Irmgard R. Wessel, who fled Nazi Germany for England as a young teenager on the Kindertransport in 1938, was reunited with her parents and resettled in Eureka, Ill., through the generosity of Eureka Christian Church (Disciplines of Christ). A graduate of Eureka College, she later earned her master's in social work at Smith College School of Social Work. For nearly 40 years, she worked at Family Counseling of Greater New Haven, where she was president of the AFSCME union local and was involved in community organizations ranging from Citizens for Better Criminal Justice to Aging at Home.
Morris and Irm both were involved in professional and political organizations, both national and local, and were passionate crusaders for peace and social justice. They were married for 62 years and had four children: David, Bruce, Paul and Lois.

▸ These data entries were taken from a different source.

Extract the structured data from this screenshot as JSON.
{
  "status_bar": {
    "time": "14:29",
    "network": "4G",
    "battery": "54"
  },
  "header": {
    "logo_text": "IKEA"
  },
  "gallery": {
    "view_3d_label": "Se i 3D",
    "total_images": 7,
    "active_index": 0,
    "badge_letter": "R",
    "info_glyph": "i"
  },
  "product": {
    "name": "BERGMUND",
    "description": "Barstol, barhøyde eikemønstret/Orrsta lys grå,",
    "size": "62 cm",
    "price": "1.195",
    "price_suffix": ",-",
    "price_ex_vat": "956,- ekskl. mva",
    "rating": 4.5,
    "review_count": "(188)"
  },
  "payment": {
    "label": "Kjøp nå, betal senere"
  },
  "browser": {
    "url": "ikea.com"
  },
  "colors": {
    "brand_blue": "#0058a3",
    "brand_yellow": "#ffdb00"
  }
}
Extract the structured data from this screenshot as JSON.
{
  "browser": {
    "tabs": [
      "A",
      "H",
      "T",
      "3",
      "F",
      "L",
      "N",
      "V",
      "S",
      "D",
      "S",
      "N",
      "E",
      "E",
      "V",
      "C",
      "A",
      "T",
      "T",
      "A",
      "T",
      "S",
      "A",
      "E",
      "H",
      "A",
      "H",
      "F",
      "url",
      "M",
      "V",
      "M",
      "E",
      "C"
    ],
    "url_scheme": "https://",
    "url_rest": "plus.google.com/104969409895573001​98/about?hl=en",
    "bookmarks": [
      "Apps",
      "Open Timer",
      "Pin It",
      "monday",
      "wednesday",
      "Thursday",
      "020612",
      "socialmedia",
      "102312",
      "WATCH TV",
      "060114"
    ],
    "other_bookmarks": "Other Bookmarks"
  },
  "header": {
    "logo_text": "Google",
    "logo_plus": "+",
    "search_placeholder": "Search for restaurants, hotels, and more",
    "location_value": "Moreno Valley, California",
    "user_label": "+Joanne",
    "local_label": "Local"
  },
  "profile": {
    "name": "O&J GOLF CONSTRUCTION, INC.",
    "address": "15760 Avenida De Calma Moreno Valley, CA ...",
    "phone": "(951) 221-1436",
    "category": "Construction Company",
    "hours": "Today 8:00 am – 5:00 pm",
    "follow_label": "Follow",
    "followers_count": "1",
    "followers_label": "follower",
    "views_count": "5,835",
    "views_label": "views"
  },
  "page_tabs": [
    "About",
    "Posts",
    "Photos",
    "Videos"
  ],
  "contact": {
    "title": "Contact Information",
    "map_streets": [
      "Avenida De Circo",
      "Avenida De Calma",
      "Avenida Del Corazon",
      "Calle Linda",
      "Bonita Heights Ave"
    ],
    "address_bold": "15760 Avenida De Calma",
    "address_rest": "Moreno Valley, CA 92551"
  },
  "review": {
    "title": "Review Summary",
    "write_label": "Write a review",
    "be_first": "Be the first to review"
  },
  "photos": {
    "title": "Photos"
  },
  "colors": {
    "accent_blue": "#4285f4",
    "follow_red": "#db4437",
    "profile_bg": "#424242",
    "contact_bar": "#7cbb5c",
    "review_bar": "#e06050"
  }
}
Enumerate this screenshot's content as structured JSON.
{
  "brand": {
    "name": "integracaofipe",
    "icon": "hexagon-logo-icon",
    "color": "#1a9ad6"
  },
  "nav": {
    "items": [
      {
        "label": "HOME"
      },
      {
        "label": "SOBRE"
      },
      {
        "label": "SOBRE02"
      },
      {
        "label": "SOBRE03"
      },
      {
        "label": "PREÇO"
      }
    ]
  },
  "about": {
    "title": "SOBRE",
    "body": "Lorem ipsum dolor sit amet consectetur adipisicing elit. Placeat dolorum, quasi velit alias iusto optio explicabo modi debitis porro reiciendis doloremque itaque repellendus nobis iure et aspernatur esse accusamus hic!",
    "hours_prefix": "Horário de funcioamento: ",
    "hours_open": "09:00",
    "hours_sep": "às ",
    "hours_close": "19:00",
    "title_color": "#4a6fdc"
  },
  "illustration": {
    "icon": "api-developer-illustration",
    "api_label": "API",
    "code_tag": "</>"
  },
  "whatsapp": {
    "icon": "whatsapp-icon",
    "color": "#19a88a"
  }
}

Click for more information about the Morris and Irm Wessel Fund and Unsung Hereoes award or contact Paul Wessel at email@example.com or 203-410-8018 or David Wessel at firstname.lastname@example.org or 202-669-8398.
Thanks to the generosity of three generations of donors, The Community Foundation for Greater New Haven awarded more than $24 million in grants and distributions in 2013 from an endowment of more than $430 million and comprising hundreds of individually named funds. In addition to its grant-making, The Community Foundation helps build a stronger community by taking measures to improve student achievement, reduce New Haven's infant mortality rate, promote local philanthropy through www.giveGreater.org and encourage community awareness at www.cfgnh.org/learn. The Community Foundation for Greater New Haven's 20 town service area includes: Ansonia, Bethany, Branford, Cheshire, Derby, East Haven, Guilford, Hamden, Madison, Milford, New Haven, North Branford, North Haven, Orange, Oxford, Seymour, Shelton, Wallingford, West Haven, Woodbridge. For more information about The Community Foundation visit www.cfgnh.org, find us on Facebook at www.facebook.org/cfgnh or follow us on Twitter at www.twitter.com/cfgnh.